George Bayer passes away
once hit a drive 436 yards
By: Malamute, 22 March 2003
George Bayer, former Washington Husky football player who played on the PGA tour, died Sunday from an aneurism at his home in
Palm Desert, California. He was 77.
Bayer, 6-foot-5, 230 pounds, played right tackle under
Coaches Pest Welsh and Howard Odell (1946-1949) at Washington. He was born
in Bremerton, Washington on September 15, 1925.
Although the Husky teams that Bayer played on had a
combined 13-24 record, he played in the 1949 East West Shrine game and was
drafted in the twentieth round by the Washington Redskins. In 1949, Bayer, as a senior, opened holes for Husky legend Hugh McElhenny, who played
in 8 games and averaged 4.4 yards per carry in his inaugural season at
In a span of three years, Arnie Weinmeister, Hugh
McElhenny, George Bayer, Don Heinrich, Roland Kirkby and Don Coryell were
enrolled at Washington. Considering their prominence on the national scene
and the narrow span of enrollment, there has never been a student/athlete
sextet like them in Husky history. (*)
Bayer played in just 6 games for the Redskins because
of a disagreement with its owner.
"'He would come out of the stands
and make substitutions,' Bayer told The Sun of Bremerton in an interview in
2000. 'I thought the coach or someone sitting on the bench was supposed to
do that.'" [AP].
Bayer began playing professional golf when he was 29 years old. He was
known for his booming drives that traveled over 300 yards, this back in an

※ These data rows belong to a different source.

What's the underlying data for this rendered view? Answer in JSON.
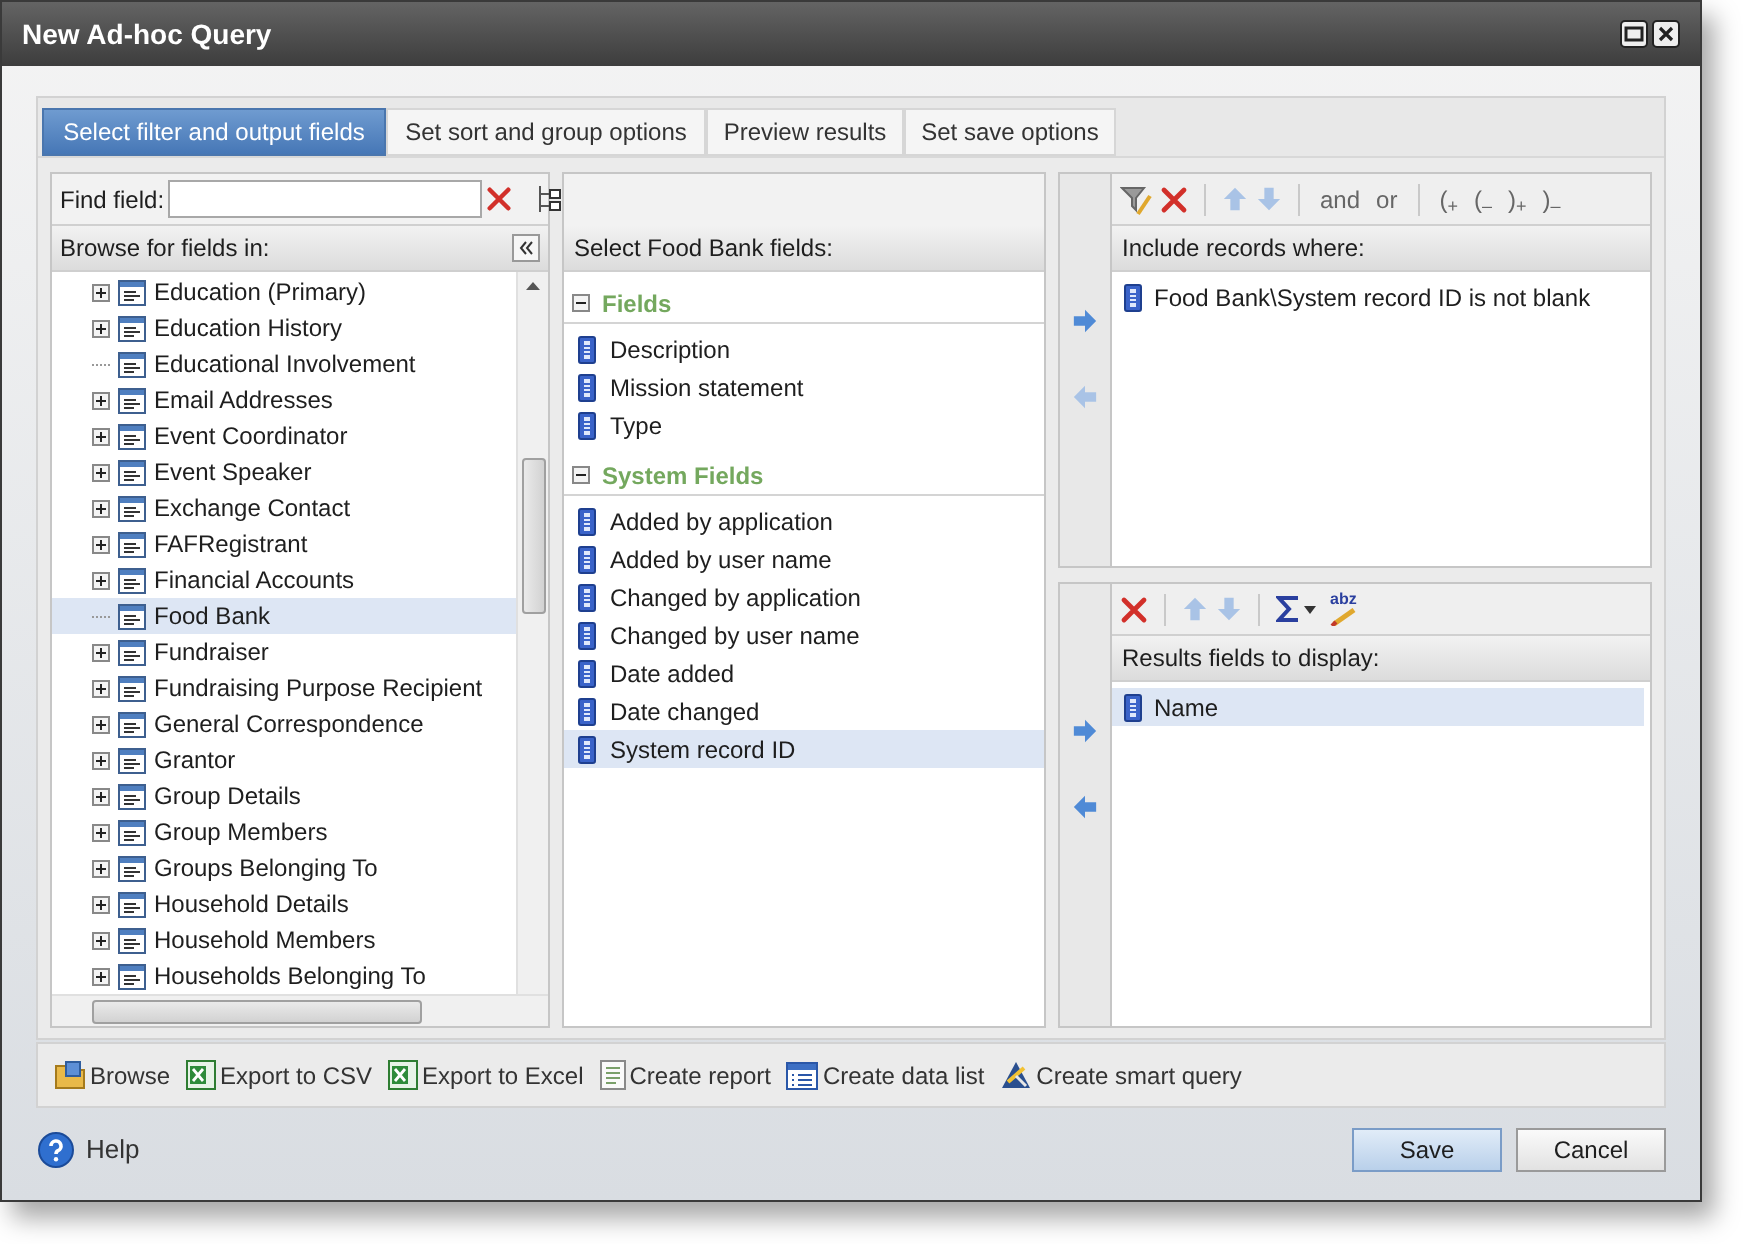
{
  "window": {
    "title": "New Ad-hoc Query"
  },
  "tabs": [
    {
      "label": "Select filter and output fields",
      "selected": true
    },
    {
      "label": "Set sort and group options",
      "selected": false
    },
    {
      "label": "Preview results",
      "selected": false
    },
    {
      "label": "Set save options",
      "selected": false
    }
  ],
  "find_field": {
    "label": "Find field:"
  },
  "browse": {
    "header": "Browse for fields in:",
    "items": [
      {
        "label": "Education (Primary)",
        "kind": "branch",
        "selected": false
      },
      {
        "label": "Education History",
        "kind": "branch",
        "selected": false
      },
      {
        "label": "Educational Involvement",
        "kind": "leaf",
        "selected": false
      },
      {
        "label": "Email Addresses",
        "kind": "branch",
        "selected": false
      },
      {
        "label": "Event Coordinator",
        "kind": "branch",
        "selected": false
      },
      {
        "label": "Event Speaker",
        "kind": "branch",
        "selected": false
      },
      {
        "label": "Exchange Contact",
        "kind": "branch",
        "selected": false
      },
      {
        "label": "FAFRegistrant",
        "kind": "branch",
        "selected": false
      },
      {
        "label": "Financial Accounts",
        "kind": "branch",
        "selected": false
      },
      {
        "label": "Food Bank",
        "kind": "leaf",
        "selected": true
      },
      {
        "label": "Fundraiser",
        "kind": "branch",
        "selected": false
      },
      {
        "label": "Fundraising Purpose Recipient",
        "kind": "branch",
        "selected": false
      },
      {
        "label": "General Correspondence",
        "kind": "branch",
        "selected": false
      },
      {
        "label": "Grantor",
        "kind": "branch",
        "selected": false
      },
      {
        "label": "Group Details",
        "kind": "branch",
        "selected": false
      },
      {
        "label": "Group Members",
        "kind": "branch",
        "selected": false
      },
      {
        "label": "Groups Belonging To",
        "kind": "branch",
        "selected": false
      },
      {
        "label": "Household Details",
        "kind": "branch",
        "selected": false
      },
      {
        "label": "Household Members",
        "kind": "branch",
        "selected": false
      },
      {
        "label": "Households Belonging To",
        "kind": "branch",
        "selected": false
      }
    ]
  },
  "fields_panel": {
    "header": "Select Food Bank fields:",
    "groups": [
      {
        "title": "Fields",
        "expanded": true,
        "fields": [
          {
            "label": "Description",
            "selected": false
          },
          {
            "label": "Mission statement",
            "selected": false
          },
          {
            "label": "Type",
            "selected": false
          }
        ]
      },
      {
        "title": "System Fields",
        "expanded": true,
        "fields": [
          {
            "label": "Added by application",
            "selected": false
          },
          {
            "label": "Added by user name",
            "selected": false
          },
          {
            "label": "Changed by application",
            "selected": false
          },
          {
            "label": "Changed by user name",
            "selected": false
          },
          {
            "label": "Date added",
            "selected": false
          },
          {
            "label": "Date changed",
            "selected": false
          },
          {
            "label": "System record ID",
            "selected": true
          }
        ]
      }
    ]
  },
  "filter_panel": {
    "operators": [
      "and",
      "or",
      "($_{+}$",
      "($_{–}$",
      ")$_{+}$",
      ")$_{–}$"
    ],
    "header": "Include records where:",
    "conditions": [
      "Food Bank\\System record ID is not blank"
    ]
  },
  "output_panel": {
    "rename_label": "abz",
    "header": "Results fields to display:",
    "fields": [
      {
        "label": "Name",
        "selected": true
      }
    ]
  },
  "actions": [
    {
      "kind": "folder",
      "label": "Browse"
    },
    {
      "kind": "excel",
      "label": "Export to CSV"
    },
    {
      "kind": "excel",
      "label": "Export to Excel"
    },
    {
      "kind": "report",
      "label": "Create report"
    },
    {
      "kind": "list",
      "label": "Create data list"
    },
    {
      "kind": "smart",
      "label": "Create smart query"
    }
  ],
  "help": {
    "label": "Help"
  },
  "buttons": [
    {
      "label": "Save",
      "primary": true
    },
    {
      "label": "Cancel",
      "primary": false
    }
  ]
}
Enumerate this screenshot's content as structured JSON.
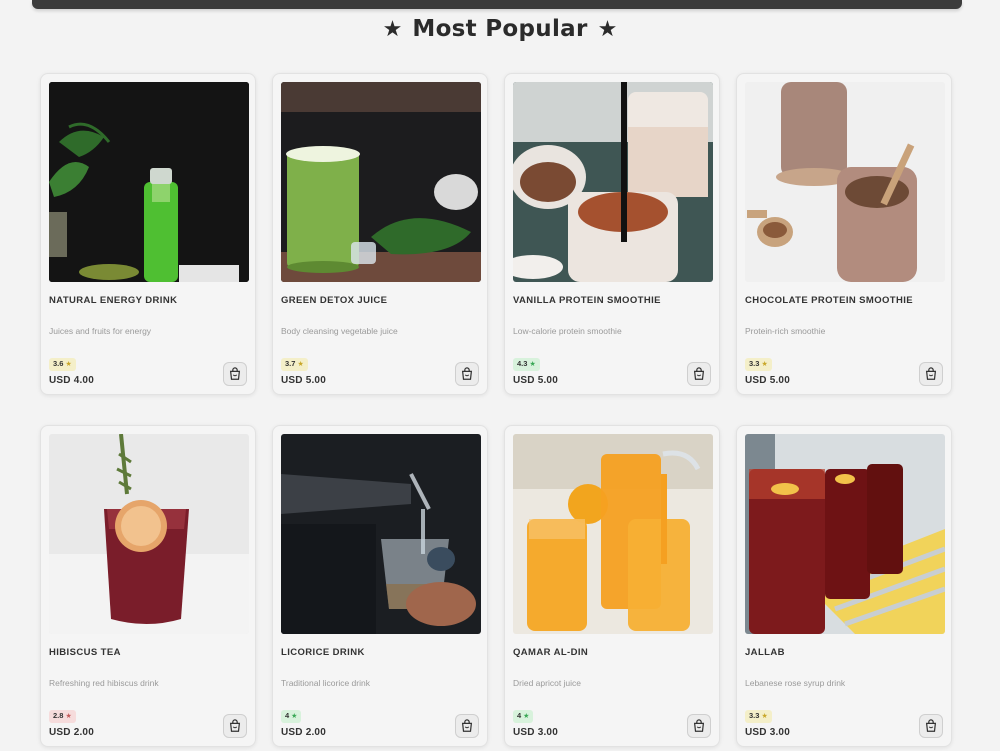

era of low-tech golf equipment. In that era, heads for woods were either made of
laminated maple or cut from a solid block of persimmon wood. Players used
three-piece wound balls made of balata rubber that were known for their spin
characteristics rather than for their boring tendencies. Although golf clubs
were much less forgiving in his time, Bayer, who was extraordinarily
large for a PGA professional,
won the 1957 Canadian Open, 1958
Mayfair Inn Open and 1960 St. Petersburg Open.
Bayer finished third in the
1963 PGA championship, his best finish in a major championship. He earned $428,862 on
the PGA and Senior PGA tours before retiring from regular competition in
Bayer traveled easily with the late
Julius Buros, sharing his easy-going demeanor.
At one time golf discriminated
against tall golfers. In Bayer’s era on the tour,
very few golfers were over 5-foot-10 inches in height because a tall golfer has more of a tendency to either slice or hook the ball. A long swing
arc, with a small margin for error, can translate into an errant shot,
especially with low-tech equipment. Also, a tall golfer is more likely to
sway off the ball on his backswing because of a high center of gravity. For his time, Bayer’s achievements are remarkable.
Personal Note: I’m not sure
whether Bayer played on the golf team at Washington. The UW had its own golf
course in 1949, a picturesque 9-hole course that ran parallel to the
Montlake cut. I caddied several times
for Jim Mallory, Husky basketball center (1946-1949), who like Bayer could
hit a drive well over 300 yards. If they had played on the same UW
golf team, it would have to have been the longest hitting team in the NCAA
at that time.
(*) Factoids (Six legends in a span of 3 years):
Don Coryell ('50, '51) is the only coach to win 100 games at the college
and professional levels. He is a member of the College Football Hall of Fame
and a 2003 nominee for the Pro Football Hall of Fame. Hugh McElhenny
('49-51) and Arnie Weinmeister ('42, '46, '47) are members of the Pro
Football Hall of Fame. McElhenny is a member of the College Football Hall of
Fame. George Bayer was enrolled at Washington from 1946-1949. Don Heinrich
(1949-'52) is a member of the College Football Hall of Fame. Roland Kirkby
(1948-'50) is one of three Huskies to have had his number retired.
[AP]. AP report, “George Bayer, 77; golfer was known for potent drives,”
Boston Globe, March 20, 2003.
[Stark]. Stark, Chuck, “Bremerton
native Bayer passes away,” The SunLink, 20 March 2003.